States at Work: Implementing the Adoption and Safe Families Act, Part I
According to the authors, in 1997, President Clinton signed into law the Adoption and Safe Families Act. This legislation represents an important landmark in Federal child welfare law. Since the passage of this law, States have made strides in removing the barriers between children waiting in foster care and permanent families. The authors write that the time it takes to achieve permanency for children in the child welfare system is decreasing, adoptions and other placements are increasing, and efforts to protect children are being enhanced. According to the authors, States now receive incentive payments for increasing adoptions, and the payments are based on the average number of adoptions completed by each State between fiscal years. States are using a variety of methods to increase adoption of children in foster care, including using the Internet to publicize children who are available for adoption, moving more quickly to terminate parental rights when appropriate, and forming partnershipswith private agencies to find adoptive parents. This report is the first in a new series that highlights the practices and policies in place nationwide to implement the Act. This first report features successful adoption practices; succeeding reports will focus on innovative practices in child protection, foster care, and other permanency options. The series is based on a survey the American Public Human Services Association conducted to determine how States are implementing the Act. Forty-six States and the District of Columbia responded to the survey.

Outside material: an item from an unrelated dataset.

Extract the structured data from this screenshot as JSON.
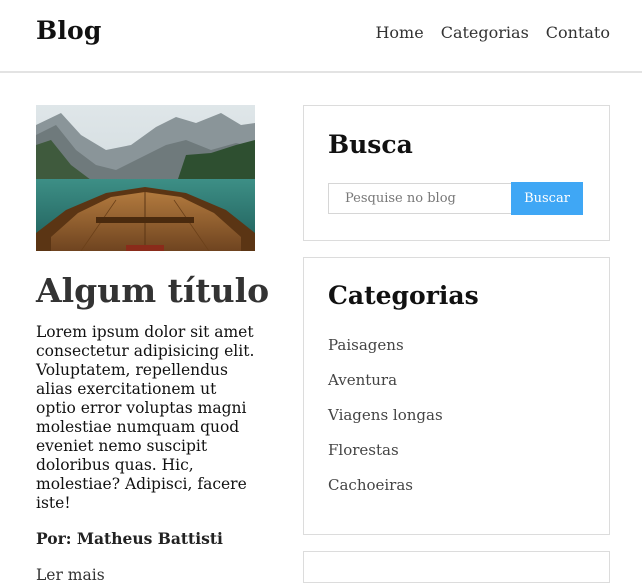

A total of 39 States and the District of Columbia shared their best practices that are producing the best results in achieving permanency for the children in their care.